Objective.— To clarify the frequency and characteristics of altered transverse sinus morphology in a series of consecutive patients with chronic migraine.
Background.— As terminology, neuroradiological techniques and patient selection differ widely across various studies, reliable, reproducible information is lacking on the frequency of cerebral transverse sinus asymmetry as measured by cerebral magnetic resonance venography in patients with chronic migraine.
Methods.— We assessed the frequency and characteristics of transverse sinus asymmetries and their correlation with the chronic migraine phenotype in a blind, cross-sectional magnetic resonance venographic study in a series of 83 consecutive patients with chronic migraine.
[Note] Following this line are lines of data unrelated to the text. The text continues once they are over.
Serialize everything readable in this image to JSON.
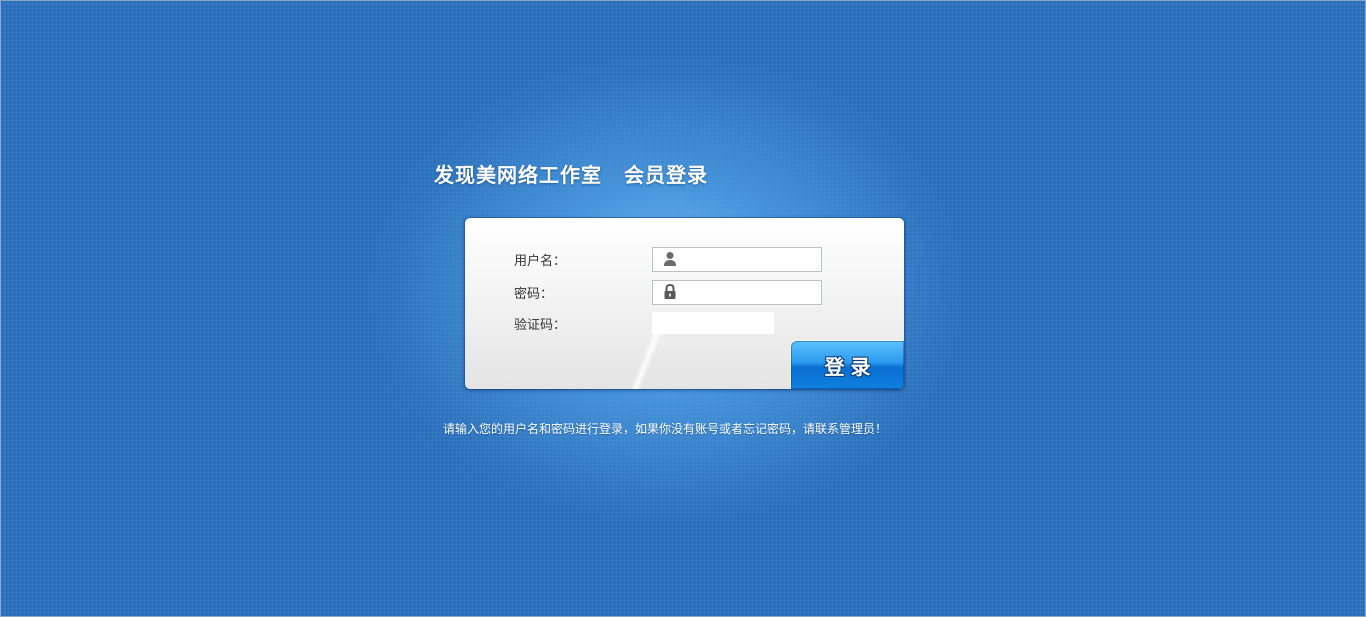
{
  "header": {
    "studio_name": "发现美网络工作室",
    "title": "会员登录"
  },
  "login_form": {
    "username": {
      "label": "用户名：",
      "value": "",
      "icon": "user-icon"
    },
    "password": {
      "label": "密码：",
      "value": "",
      "icon": "lock-icon"
    },
    "captcha": {
      "label": "验证码：",
      "value": ""
    },
    "submit_label": "登录"
  },
  "footer": {
    "hint": "请输入您的用户名和密码进行登录，如果你没有账号或者忘记密码，请联系管理员！"
  },
  "colors": {
    "background": "#2a6fba",
    "glow": "#78c3ff",
    "button": "#1a88e6",
    "text_on_blue": "#ffffff"
  }
}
Results.— After excluding mild (≤10%) physiological differences in transverse sinus diameter, we found magnetic resonance venographic evidence of altered transverse sinus morphology in 50.6% of the patients: 16.9% had moderate transverse sinus asymmetry (≤50%), 24.1% severe asymmetry (>50%), and 9.6% aplasia. Among the tested risk factors for migraine chronification, analgesic consumption, anxiety, and high systolic blood pressure were more frequent in patients with transverse sinus aplasia than in those without.
Conclusions.— Advanced magnetic resonance venographic techniques used in strictly selected subjects disclose transverse sinus asymmetries in as many as 50.6% of patients with chronic migraine, even when mild differences in physiological caliber are excluded. The unexpected correlation between transverse sinus aplasia and some risk factors for migraine chronification requires confirmation in larger studies.